**What is needed:**
Copy out each line below that has the word "source" in it.

**Available data:**

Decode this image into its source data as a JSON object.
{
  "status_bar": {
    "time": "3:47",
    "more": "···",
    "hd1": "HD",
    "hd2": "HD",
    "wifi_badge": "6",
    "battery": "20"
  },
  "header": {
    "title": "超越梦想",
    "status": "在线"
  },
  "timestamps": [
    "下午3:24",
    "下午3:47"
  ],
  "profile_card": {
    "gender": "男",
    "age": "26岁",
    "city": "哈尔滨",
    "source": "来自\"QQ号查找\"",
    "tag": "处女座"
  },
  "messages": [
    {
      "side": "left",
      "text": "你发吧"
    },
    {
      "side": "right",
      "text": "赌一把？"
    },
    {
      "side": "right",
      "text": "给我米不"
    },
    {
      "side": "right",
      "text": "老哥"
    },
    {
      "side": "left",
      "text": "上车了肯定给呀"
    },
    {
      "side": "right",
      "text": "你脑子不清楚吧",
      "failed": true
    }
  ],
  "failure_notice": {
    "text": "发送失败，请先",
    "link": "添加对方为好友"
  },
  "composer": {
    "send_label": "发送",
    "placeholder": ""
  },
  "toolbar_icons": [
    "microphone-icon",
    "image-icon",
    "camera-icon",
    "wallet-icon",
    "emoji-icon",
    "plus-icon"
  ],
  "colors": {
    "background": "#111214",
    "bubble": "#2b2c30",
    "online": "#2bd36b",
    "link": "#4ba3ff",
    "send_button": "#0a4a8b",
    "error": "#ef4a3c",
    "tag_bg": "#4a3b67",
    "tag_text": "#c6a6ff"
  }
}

**Solution for this task:**
Decode this image into its source data as a JSON object.
    "source": "来自\"QQ号查找\"",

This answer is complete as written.